DATA EXTRACTS section start

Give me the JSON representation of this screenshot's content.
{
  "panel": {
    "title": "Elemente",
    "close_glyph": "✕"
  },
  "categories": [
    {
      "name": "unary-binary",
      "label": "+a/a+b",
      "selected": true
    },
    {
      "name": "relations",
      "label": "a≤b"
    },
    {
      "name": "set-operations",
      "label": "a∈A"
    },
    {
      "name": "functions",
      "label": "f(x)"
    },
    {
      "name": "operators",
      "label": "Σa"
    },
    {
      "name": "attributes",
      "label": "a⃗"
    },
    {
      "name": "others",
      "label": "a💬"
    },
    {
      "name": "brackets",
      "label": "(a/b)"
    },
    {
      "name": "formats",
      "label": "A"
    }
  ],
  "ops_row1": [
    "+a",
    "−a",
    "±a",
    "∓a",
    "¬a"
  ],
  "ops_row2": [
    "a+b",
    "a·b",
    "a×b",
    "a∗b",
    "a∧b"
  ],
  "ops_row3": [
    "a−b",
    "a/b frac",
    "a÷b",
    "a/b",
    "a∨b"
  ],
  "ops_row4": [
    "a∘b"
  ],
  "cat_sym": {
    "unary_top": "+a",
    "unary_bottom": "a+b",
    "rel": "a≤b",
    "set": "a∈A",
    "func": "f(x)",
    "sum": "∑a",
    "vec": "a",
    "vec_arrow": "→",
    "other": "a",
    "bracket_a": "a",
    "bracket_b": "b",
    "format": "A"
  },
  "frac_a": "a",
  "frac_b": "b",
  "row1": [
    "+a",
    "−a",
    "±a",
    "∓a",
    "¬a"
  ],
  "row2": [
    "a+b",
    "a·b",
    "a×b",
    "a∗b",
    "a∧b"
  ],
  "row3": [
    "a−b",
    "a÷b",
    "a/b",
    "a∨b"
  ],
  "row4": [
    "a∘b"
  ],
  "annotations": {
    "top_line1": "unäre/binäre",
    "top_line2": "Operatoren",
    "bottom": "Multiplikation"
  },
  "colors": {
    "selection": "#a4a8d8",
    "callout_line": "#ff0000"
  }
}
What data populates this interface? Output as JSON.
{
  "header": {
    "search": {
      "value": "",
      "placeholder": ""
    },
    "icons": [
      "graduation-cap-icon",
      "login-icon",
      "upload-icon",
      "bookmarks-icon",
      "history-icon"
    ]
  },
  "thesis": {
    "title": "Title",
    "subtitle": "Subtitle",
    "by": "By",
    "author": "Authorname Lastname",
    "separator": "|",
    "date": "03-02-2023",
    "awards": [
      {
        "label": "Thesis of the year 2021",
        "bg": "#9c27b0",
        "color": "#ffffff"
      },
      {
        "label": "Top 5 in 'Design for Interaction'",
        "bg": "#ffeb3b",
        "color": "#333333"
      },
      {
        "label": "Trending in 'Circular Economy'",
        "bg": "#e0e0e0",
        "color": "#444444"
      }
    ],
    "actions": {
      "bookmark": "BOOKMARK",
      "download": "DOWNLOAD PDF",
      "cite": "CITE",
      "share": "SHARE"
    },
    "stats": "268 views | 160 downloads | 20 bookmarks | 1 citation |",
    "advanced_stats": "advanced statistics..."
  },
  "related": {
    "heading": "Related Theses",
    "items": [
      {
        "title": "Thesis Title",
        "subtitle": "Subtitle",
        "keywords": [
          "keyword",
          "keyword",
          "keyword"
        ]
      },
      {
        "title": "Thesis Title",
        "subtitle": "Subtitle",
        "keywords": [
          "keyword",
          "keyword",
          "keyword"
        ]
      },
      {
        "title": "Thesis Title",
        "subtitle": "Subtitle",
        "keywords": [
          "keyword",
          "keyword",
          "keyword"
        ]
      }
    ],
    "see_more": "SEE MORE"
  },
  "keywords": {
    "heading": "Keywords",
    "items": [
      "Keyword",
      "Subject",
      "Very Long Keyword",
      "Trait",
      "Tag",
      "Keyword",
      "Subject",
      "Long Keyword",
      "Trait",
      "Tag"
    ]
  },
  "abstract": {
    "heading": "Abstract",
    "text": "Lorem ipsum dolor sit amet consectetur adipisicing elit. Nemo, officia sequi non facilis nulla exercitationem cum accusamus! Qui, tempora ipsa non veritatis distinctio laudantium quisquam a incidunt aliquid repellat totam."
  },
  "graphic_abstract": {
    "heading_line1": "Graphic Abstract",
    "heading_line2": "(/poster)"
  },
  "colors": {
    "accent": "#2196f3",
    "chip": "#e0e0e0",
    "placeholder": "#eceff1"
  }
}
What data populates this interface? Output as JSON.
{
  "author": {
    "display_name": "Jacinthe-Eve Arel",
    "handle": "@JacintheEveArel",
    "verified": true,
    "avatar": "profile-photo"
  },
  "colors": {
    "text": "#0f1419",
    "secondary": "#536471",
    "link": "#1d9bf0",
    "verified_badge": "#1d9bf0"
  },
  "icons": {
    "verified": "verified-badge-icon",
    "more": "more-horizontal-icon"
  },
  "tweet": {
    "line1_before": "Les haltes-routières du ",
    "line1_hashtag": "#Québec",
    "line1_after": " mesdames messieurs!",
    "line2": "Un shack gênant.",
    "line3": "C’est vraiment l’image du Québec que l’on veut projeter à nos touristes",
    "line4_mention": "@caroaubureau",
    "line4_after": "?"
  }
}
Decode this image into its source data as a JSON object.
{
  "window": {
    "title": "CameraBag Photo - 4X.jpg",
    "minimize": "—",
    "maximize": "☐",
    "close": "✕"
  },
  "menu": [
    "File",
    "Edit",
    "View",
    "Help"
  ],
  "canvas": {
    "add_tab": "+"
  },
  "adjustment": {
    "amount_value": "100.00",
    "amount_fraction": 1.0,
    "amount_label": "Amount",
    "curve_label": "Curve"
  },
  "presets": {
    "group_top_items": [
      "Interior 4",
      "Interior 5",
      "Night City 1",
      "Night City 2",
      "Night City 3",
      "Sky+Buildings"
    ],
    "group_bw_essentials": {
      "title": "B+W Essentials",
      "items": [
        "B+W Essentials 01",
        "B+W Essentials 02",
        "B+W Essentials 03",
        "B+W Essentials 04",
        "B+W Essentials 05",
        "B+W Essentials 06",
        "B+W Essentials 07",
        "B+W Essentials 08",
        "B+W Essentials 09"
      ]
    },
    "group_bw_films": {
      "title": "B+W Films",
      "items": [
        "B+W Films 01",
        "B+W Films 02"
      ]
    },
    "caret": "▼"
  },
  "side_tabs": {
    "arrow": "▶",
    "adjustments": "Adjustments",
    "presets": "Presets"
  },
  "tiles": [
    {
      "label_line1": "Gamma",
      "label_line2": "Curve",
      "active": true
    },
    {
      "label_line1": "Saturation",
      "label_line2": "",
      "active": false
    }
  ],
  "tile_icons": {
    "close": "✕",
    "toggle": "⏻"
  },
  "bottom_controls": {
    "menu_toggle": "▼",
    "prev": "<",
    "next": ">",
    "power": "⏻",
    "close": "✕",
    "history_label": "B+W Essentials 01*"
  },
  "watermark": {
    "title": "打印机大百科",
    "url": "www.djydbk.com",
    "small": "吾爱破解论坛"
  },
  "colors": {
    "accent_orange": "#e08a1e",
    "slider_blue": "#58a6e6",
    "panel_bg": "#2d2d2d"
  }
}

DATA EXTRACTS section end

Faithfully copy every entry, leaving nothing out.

EXERCISE RESULT>
Give me the JSON representation of this screenshot's content.
{
  "panel": {
    "title": "Elemente",
    "close_glyph": "✕"
  },
  "categories": [
    {
      "name": "unary-binary",
      "label": "+a/a+b",
      "selected": true
    },
    {
      "name": "relations",
      "label": "a≤b"
    },
    {
      "name": "set-operations",
      "label": "a∈A"
    },
    {
      "name": "functions",
      "label": "f(x)"
    },
    {
      "name": "operators",
      "label": "Σa"
    },
    {
      "name": "attributes",
      "label": "a⃗"
    },
    {
      "name": "others",
      "label": "a💬"
    },
    {
      "name": "brackets",
      "label": "(a/b)"
    },
    {
      "name": "formats",
      "label": "A"
    }
  ],
  "ops_row1": [
    "+a",
    "−a",
    "±a",
    "∓a",
    "¬a"
  ],
  "ops_row2": [
    "a+b",
    "a·b",
    "a×b",
    "a∗b",
    "a∧b"
  ],
  "ops_row3": [
    "a−b",
    "a/b frac",
    "a÷b",
    "a/b",
    "a∨b"
  ],
  "ops_row4": [
    "a∘b"
  ],
  "cat_sym": {
    "unary_top": "+a",
    "unary_bottom": "a+b",
    "rel": "a≤b",
    "set": "a∈A",
    "func": "f(x)",
    "sum": "∑a",
    "vec": "a",
    "vec_arrow": "→",
    "other": "a",
    "bracket_a": "a",
    "bracket_b": "b",
    "format": "A"
  },
  "frac_a": "a",
  "frac_b": "b",
  "row1": [
    "+a",
    "−a",
    "±a",
    "∓a",
    "¬a"
  ],
  "row2": [
    "a+b",
    "a·b",
    "a×b",
    "a∗b",
    "a∧b"
  ],
  "row3": [
    "a−b",
    "a÷b",
    "a/b",
    "a∨b"
  ],
  "row4": [
    "a∘b"
  ],
  "annotations": {
    "top_line1": "unäre/binäre",
    "top_line2": "Operatoren",
    "bottom": "Multiplikation"
  },
  "colors": {
    "selection": "#a4a8d8",
    "callout_line": "#ff0000"
  }
}
What data populates this interface? Output as JSON.
{
  "header": {
    "search": {
      "value": "",
      "placeholder": ""
    },
    "icons": [
      "graduation-cap-icon",
      "login-icon",
      "upload-icon",
      "bookmarks-icon",
      "history-icon"
    ]
  },
  "thesis": {
    "title": "Title",
    "subtitle": "Subtitle",
    "by": "By",
    "author": "Authorname Lastname",
    "separator": "|",
    "date": "03-02-2023",
    "awards": [
      {
        "label": "Thesis of the year 2021",
        "bg": "#9c27b0",
        "color": "#ffffff"
      },
      {
        "label": "Top 5 in 'Design for Interaction'",
        "bg": "#ffeb3b",
        "color": "#333333"
      },
      {
        "label": "Trending in 'Circular Economy'",
        "bg": "#e0e0e0",
        "color": "#444444"
      }
    ],
    "actions": {
      "bookmark": "BOOKMARK",
      "download": "DOWNLOAD PDF",
      "cite": "CITE",
      "share": "SHARE"
    },
    "stats": "268 views | 160 downloads | 20 bookmarks | 1 citation |",
    "advanced_stats": "advanced statistics..."
  },
  "related": {
    "heading": "Related Theses",
    "items": [
      {
        "title": "Thesis Title",
        "subtitle": "Subtitle",
        "keywords": [
          "keyword",
          "keyword",
          "keyword"
        ]
      },
      {
        "title": "Thesis Title",
        "subtitle": "Subtitle",
        "keywords": [
          "keyword",
          "keyword",
          "keyword"
        ]
      },
      {
        "title": "Thesis Title",
        "subtitle": "Subtitle",
        "keywords": [
          "keyword",
          "keyword",
          "keyword"
        ]
      }
    ],
    "see_more": "SEE MORE"
  },
  "keywords": {
    "heading": "Keywords",
    "items": [
      "Keyword",
      "Subject",
      "Very Long Keyword",
      "Trait",
      "Tag",
      "Keyword",
      "Subject",
      "Long Keyword",
      "Trait",
      "Tag"
    ]
  },
  "abstract": {
    "heading": "Abstract",
    "text": "Lorem ipsum dolor sit amet consectetur adipisicing elit. Nemo, officia sequi non facilis nulla exercitationem cum accusamus! Qui, tempora ipsa non veritatis distinctio laudantium quisquam a incidunt aliquid repellat totam."
  },
  "graphic_abstract": {
    "heading_line1": "Graphic Abstract",
    "heading_line2": "(/poster)"
  },
  "colors": {
    "accent": "#2196f3",
    "chip": "#e0e0e0",
    "placeholder": "#eceff1"
  }
}
What data populates this interface? Output as JSON.
{
  "author": {
    "display_name": "Jacinthe-Eve Arel",
    "handle": "@JacintheEveArel",
    "verified": true,
    "avatar": "profile-photo"
  },
  "colors": {
    "text": "#0f1419",
    "secondary": "#536471",
    "link": "#1d9bf0",
    "verified_badge": "#1d9bf0"
  },
  "icons": {
    "verified": "verified-badge-icon",
    "more": "more-horizontal-icon"
  },
  "tweet": {
    "line1_before": "Les haltes-routières du ",
    "line1_hashtag": "#Québec",
    "line1_after": " mesdames messieurs!",
    "line2": "Un shack gênant.",
    "line3": "C’est vraiment l’image du Québec que l’on veut projeter à nos touristes",
    "line4_mention": "@caroaubureau",
    "line4_after": "?"
  }
}
Decode this image into its source data as a JSON object.
{
  "window": {
    "title": "CameraBag Photo - 4X.jpg",
    "minimize": "—",
    "maximize": "☐",
    "close": "✕"
  },
  "menu": [
    "File",
    "Edit",
    "View",
    "Help"
  ],
  "canvas": {
    "add_tab": "+"
  },
  "adjustment": {
    "amount_value": "100.00",
    "amount_fraction": 1.0,
    "amount_label": "Amount",
    "curve_label": "Curve"
  },
  "presets": {
    "group_top_items": [
      "Interior 4",
      "Interior 5",
      "Night City 1",
      "Night City 2",
      "Night City 3",
      "Sky+Buildings"
    ],
    "group_bw_essentials": {
      "title": "B+W Essentials",
      "items": [
        "B+W Essentials 01",
        "B+W Essentials 02",
        "B+W Essentials 03",
        "B+W Essentials 04",
        "B+W Essentials 05",
        "B+W Essentials 06",
        "B+W Essentials 07",
        "B+W Essentials 08",
        "B+W Essentials 09"
      ]
    },
    "group_bw_films": {
      "title": "B+W Films",
      "items": [
        "B+W Films 01",
        "B+W Films 02"
      ]
    },
    "caret": "▼"
  },
  "side_tabs": {
    "arrow": "▶",
    "adjustments": "Adjustments",
    "presets": "Presets"
  },
  "tiles": [
    {
      "label_line1": "Gamma",
      "label_line2": "Curve",
      "active": true
    },
    {
      "label_line1": "Saturation",
      "label_line2": "",
      "active": false
    }
  ],
  "tile_icons": {
    "close": "✕",
    "toggle": "⏻"
  },
  "bottom_controls": {
    "menu_toggle": "▼",
    "prev": "<",
    "next": ">",
    "power": "⏻",
    "close": "✕",
    "history_label": "B+W Essentials 01*"
  },
  "watermark": {
    "title": "打印机大百科",
    "url": "www.djydbk.com",
    "small": "吾爱破解论坛"
  },
  "colors": {
    "accent_orange": "#e08a1e",
    "slider_blue": "#58a6e6",
    "panel_bg": "#2d2d2d"
  }
}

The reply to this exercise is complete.